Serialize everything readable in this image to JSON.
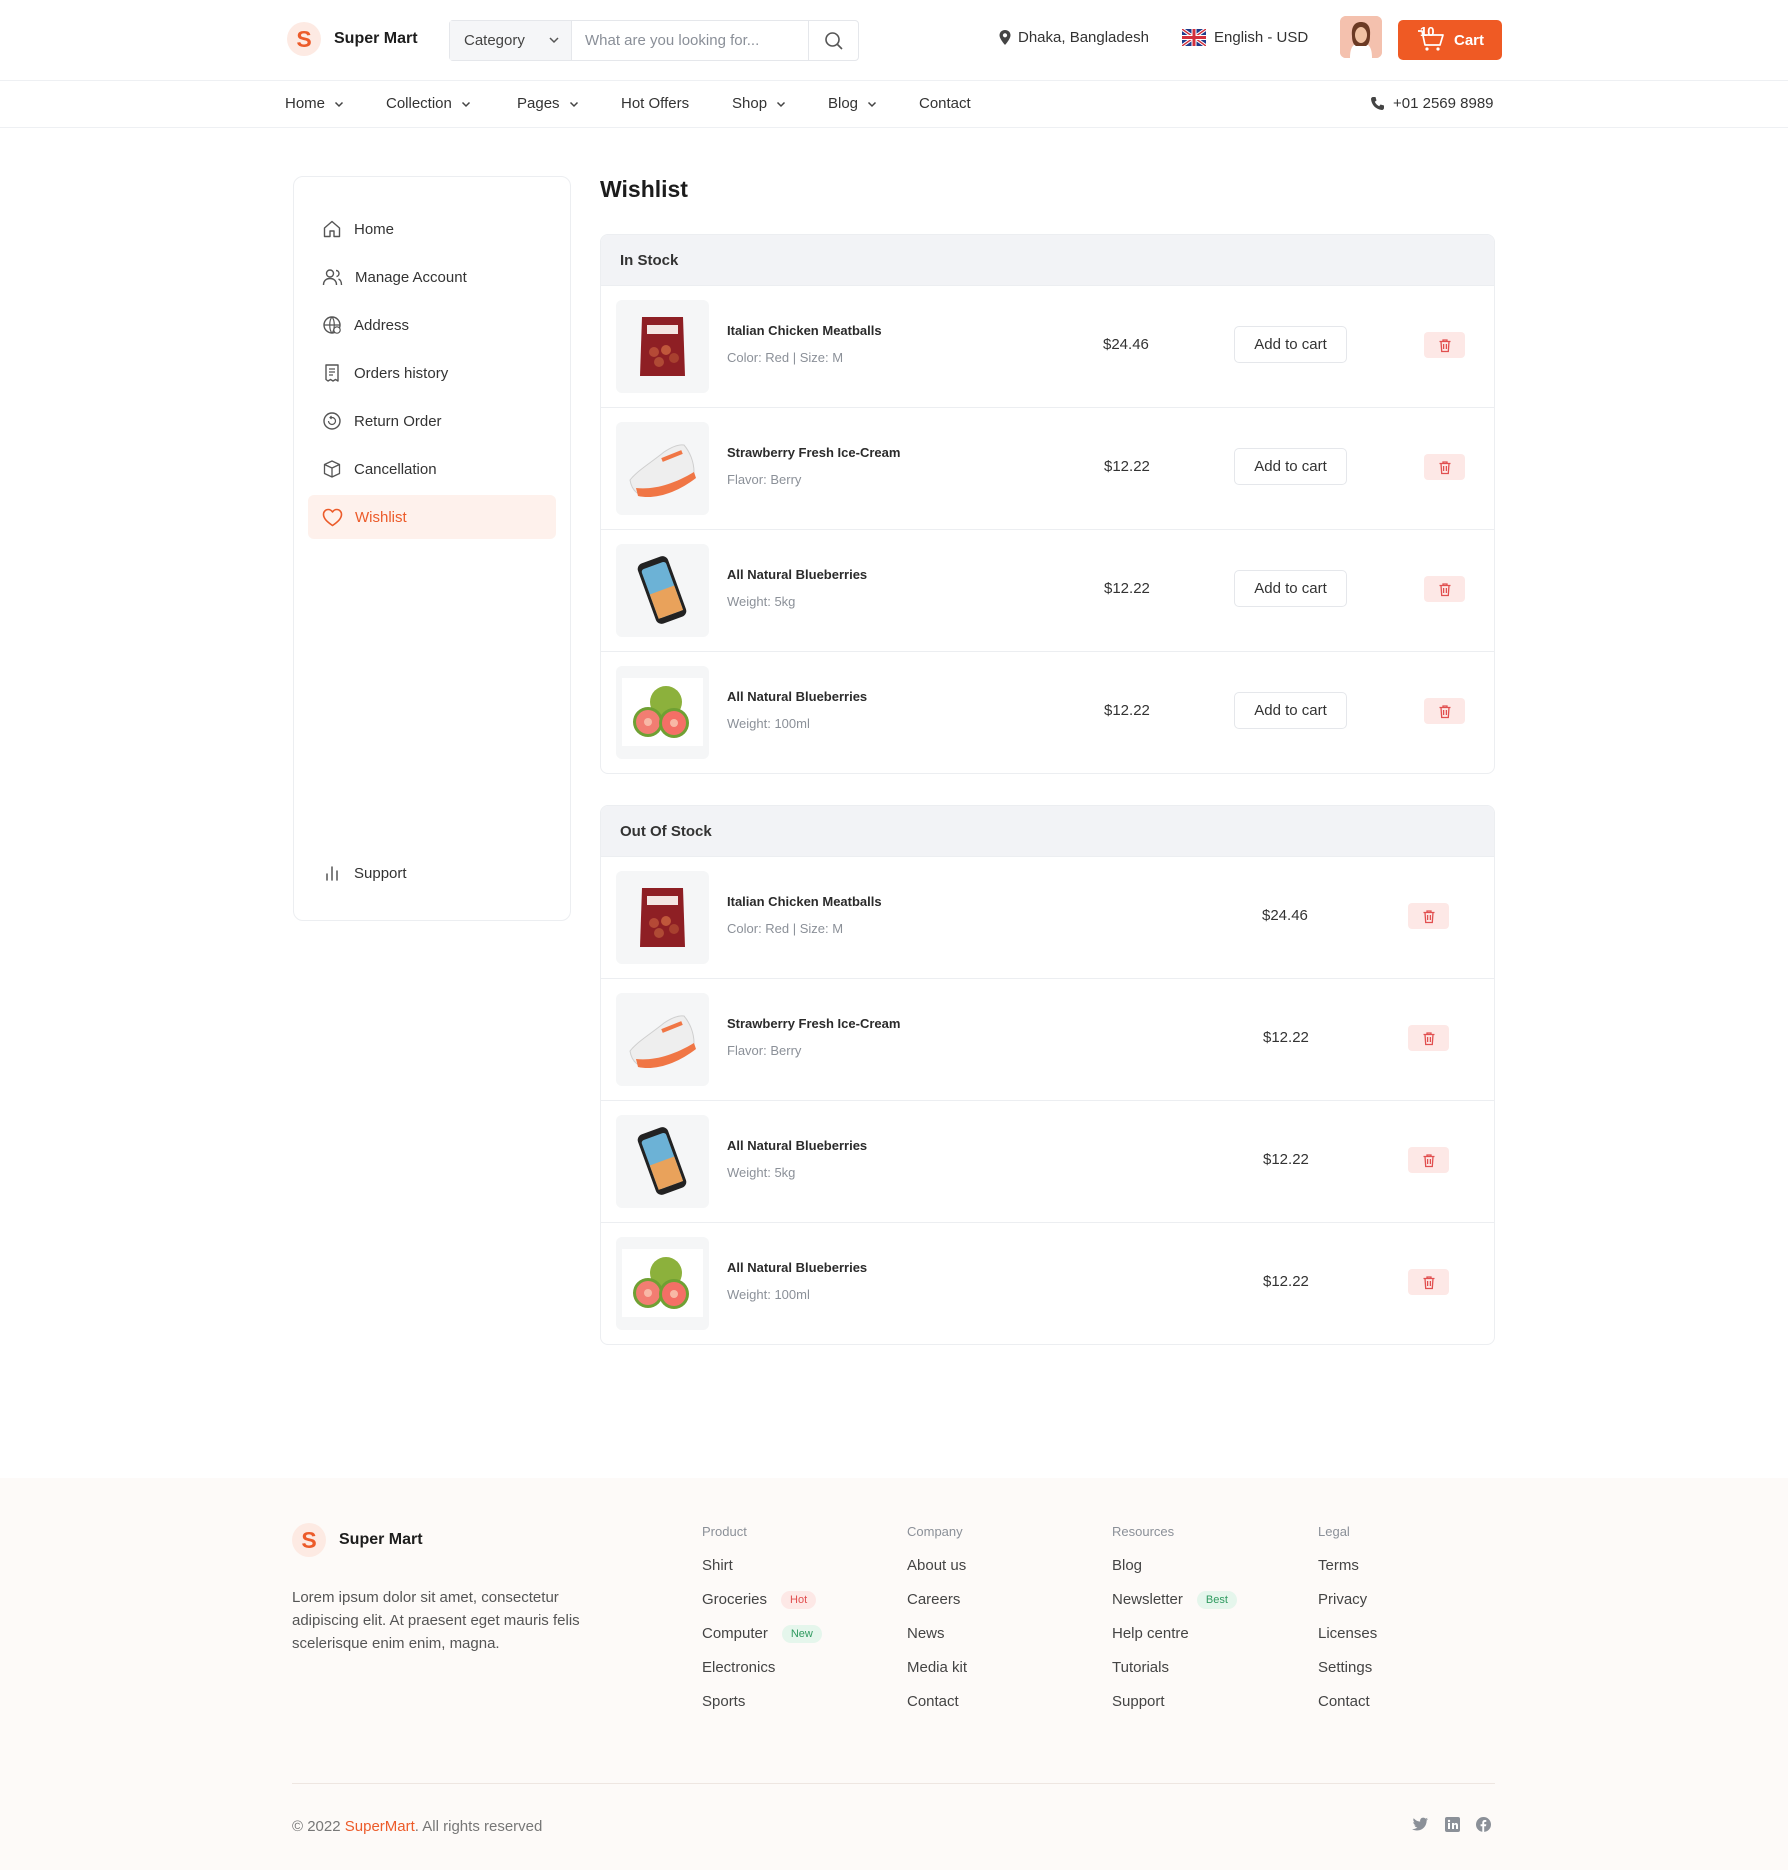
{
  "brand": {
    "name": "Super Mart",
    "letter": "S",
    "accent": "#ef5a24"
  },
  "header": {
    "category_label": "Category",
    "search_placeholder": "What are you looking for...",
    "location": "Dhaka, Bangladesh",
    "language": "English - USD",
    "cart_label": "Cart",
    "cart_count": "10"
  },
  "nav": {
    "items": [
      {
        "label": "Home",
        "has_dropdown": true
      },
      {
        "label": "Collection",
        "has_dropdown": true
      },
      {
        "label": "Pages",
        "has_dropdown": true
      },
      {
        "label": "Hot Offers",
        "has_dropdown": false
      },
      {
        "label": "Shop",
        "has_dropdown": true
      },
      {
        "label": "Blog",
        "has_dropdown": true
      },
      {
        "label": "Contact",
        "has_dropdown": false
      }
    ],
    "phone": "+01 2569 8989"
  },
  "sidebar": {
    "items": [
      {
        "label": "Home",
        "icon": "home-icon"
      },
      {
        "label": "Manage Account",
        "icon": "users-icon"
      },
      {
        "label": "Address",
        "icon": "globe-icon"
      },
      {
        "label": "Orders history",
        "icon": "receipt-icon"
      },
      {
        "label": "Return Order",
        "icon": "return-icon"
      },
      {
        "label": "Cancellation",
        "icon": "box-icon"
      },
      {
        "label": "Wishlist",
        "icon": "heart-icon",
        "active": true
      }
    ],
    "support": "Support"
  },
  "main": {
    "title": "Wishlist",
    "in_stock": {
      "heading": "In Stock",
      "add_label": "Add to cart",
      "items": [
        {
          "name": "Italian Chicken Meatballs",
          "meta": "Color: Red | Size: M",
          "price": "$24.46",
          "image": "meatball-pack"
        },
        {
          "name": "Strawberry Fresh Ice-Cream",
          "meta": "Flavor: Berry",
          "price": "$12.22",
          "image": "sneaker"
        },
        {
          "name": "All Natural Blueberries",
          "meta": "Weight: 5kg",
          "price": "$12.22",
          "image": "phone"
        },
        {
          "name": "All Natural Blueberries",
          "meta": "Weight: 100ml",
          "price": "$12.22",
          "image": "guava"
        }
      ]
    },
    "out_of_stock": {
      "heading": "Out Of Stock",
      "items": [
        {
          "name": "Italian Chicken Meatballs",
          "meta": "Color: Red | Size: M",
          "price": "$24.46",
          "image": "meatball-pack"
        },
        {
          "name": "Strawberry Fresh Ice-Cream",
          "meta": "Flavor: Berry",
          "price": "$12.22",
          "image": "sneaker"
        },
        {
          "name": "All Natural Blueberries",
          "meta": "Weight: 5kg",
          "price": "$12.22",
          "image": "phone"
        },
        {
          "name": "All Natural Blueberries",
          "meta": "Weight: 100ml",
          "price": "$12.22",
          "image": "guava"
        }
      ]
    }
  },
  "footer": {
    "description": "Lorem ipsum dolor sit amet, consectetur adipiscing elit. At praesent eget mauris felis scelerisque enim enim, magna.",
    "columns": [
      {
        "title": "Product",
        "links": [
          {
            "label": "Shirt"
          },
          {
            "label": "Groceries",
            "tag": "Hot"
          },
          {
            "label": "Computer",
            "tag": "New"
          },
          {
            "label": "Electronics"
          },
          {
            "label": "Sports"
          }
        ]
      },
      {
        "title": "Company",
        "links": [
          {
            "label": "About us"
          },
          {
            "label": "Careers"
          },
          {
            "label": "News"
          },
          {
            "label": "Media kit"
          },
          {
            "label": "Contact"
          }
        ]
      },
      {
        "title": "Resources",
        "links": [
          {
            "label": "Blog"
          },
          {
            "label": "Newsletter",
            "tag": "Best"
          },
          {
            "label": "Help centre"
          },
          {
            "label": "Tutorials"
          },
          {
            "label": "Support"
          }
        ]
      },
      {
        "title": "Legal",
        "links": [
          {
            "label": "Terms"
          },
          {
            "label": "Privacy"
          },
          {
            "label": "Licenses"
          },
          {
            "label": "Settings"
          },
          {
            "label": "Contact"
          }
        ]
      }
    ],
    "copyright_prefix": "© 2022 ",
    "copyright_brand": "SuperMart",
    "copyright_suffix": ". All rights reserved",
    "socials": [
      "twitter-icon",
      "linkedin-icon",
      "facebook-icon"
    ]
  }
}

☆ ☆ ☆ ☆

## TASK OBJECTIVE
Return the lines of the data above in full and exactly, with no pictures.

## FINISHED EXERCISE
Serialize everything readable in this image to JSON.
{
  "brand": {
    "name": "Super Mart",
    "letter": "S",
    "accent": "#ef5a24"
  },
  "header": {
    "category_label": "Category",
    "search_placeholder": "What are you looking for...",
    "location": "Dhaka, Bangladesh",
    "language": "English - USD",
    "cart_label": "Cart",
    "cart_count": "10"
  },
  "nav": {
    "items": [
      {
        "label": "Home",
        "has_dropdown": true
      },
      {
        "label": "Collection",
        "has_dropdown": true
      },
      {
        "label": "Pages",
        "has_dropdown": true
      },
      {
        "label": "Hot Offers",
        "has_dropdown": false
      },
      {
        "label": "Shop",
        "has_dropdown": true
      },
      {
        "label": "Blog",
        "has_dropdown": true
      },
      {
        "label": "Contact",
        "has_dropdown": false
      }
    ],
    "phone": "+01 2569 8989"
  },
  "sidebar": {
    "items": [
      {
        "label": "Home",
        "icon": "home-icon"
      },
      {
        "label": "Manage Account",
        "icon": "users-icon"
      },
      {
        "label": "Address",
        "icon": "globe-icon"
      },
      {
        "label": "Orders history",
        "icon": "receipt-icon"
      },
      {
        "label": "Return Order",
        "icon": "return-icon"
      },
      {
        "label": "Cancellation",
        "icon": "box-icon"
      },
      {
        "label": "Wishlist",
        "icon": "heart-icon",
        "active": true
      }
    ],
    "support": "Support"
  },
  "main": {
    "title": "Wishlist",
    "in_stock": {
      "heading": "In Stock",
      "add_label": "Add to cart",
      "items": [
        {
          "name": "Italian Chicken Meatballs",
          "meta": "Color: Red | Size: M",
          "price": "$24.46",
          "image": "meatball-pack"
        },
        {
          "name": "Strawberry Fresh Ice-Cream",
          "meta": "Flavor: Berry",
          "price": "$12.22",
          "image": "sneaker"
        },
        {
          "name": "All Natural Blueberries",
          "meta": "Weight: 5kg",
          "price": "$12.22",
          "image": "phone"
        },
        {
          "name": "All Natural Blueberries",
          "meta": "Weight: 100ml",
          "price": "$12.22",
          "image": "guava"
        }
      ]
    },
    "out_of_stock": {
      "heading": "Out Of Stock",
      "items": [
        {
          "name": "Italian Chicken Meatballs",
          "meta": "Color: Red | Size: M",
          "price": "$24.46",
          "image": "meatball-pack"
        },
        {
          "name": "Strawberry Fresh Ice-Cream",
          "meta": "Flavor: Berry",
          "price": "$12.22",
          "image": "sneaker"
        },
        {
          "name": "All Natural Blueberries",
          "meta": "Weight: 5kg",
          "price": "$12.22",
          "image": "phone"
        },
        {
          "name": "All Natural Blueberries",
          "meta": "Weight: 100ml",
          "price": "$12.22",
          "image": "guava"
        }
      ]
    }
  },
  "footer": {
    "description": "Lorem ipsum dolor sit amet, consectetur adipiscing elit. At praesent eget mauris felis scelerisque enim enim, magna.",
    "columns": [
      {
        "title": "Product",
        "links": [
          {
            "label": "Shirt"
          },
          {
            "label": "Groceries",
            "tag": "Hot"
          },
          {
            "label": "Computer",
            "tag": "New"
          },
          {
            "label": "Electronics"
          },
          {
            "label": "Sports"
          }
        ]
      },
      {
        "title": "Company",
        "links": [
          {
            "label": "About us"
          },
          {
            "label": "Careers"
          },
          {
            "label": "News"
          },
          {
            "label": "Media kit"
          },
          {
            "label": "Contact"
          }
        ]
      },
      {
        "title": "Resources",
        "links": [
          {
            "label": "Blog"
          },
          {
            "label": "Newsletter",
            "tag": "Best"
          },
          {
            "label": "Help centre"
          },
          {
            "label": "Tutorials"
          },
          {
            "label": "Support"
          }
        ]
      },
      {
        "title": "Legal",
        "links": [
          {
            "label": "Terms"
          },
          {
            "label": "Privacy"
          },
          {
            "label": "Licenses"
          },
          {
            "label": "Settings"
          },
          {
            "label": "Contact"
          }
        ]
      }
    ],
    "copyright_prefix": "© 2022 ",
    "copyright_brand": "SuperMart",
    "copyright_suffix": ". All rights reserved",
    "socials": [
      "twitter-icon",
      "linkedin-icon",
      "facebook-icon"
    ]
  }
}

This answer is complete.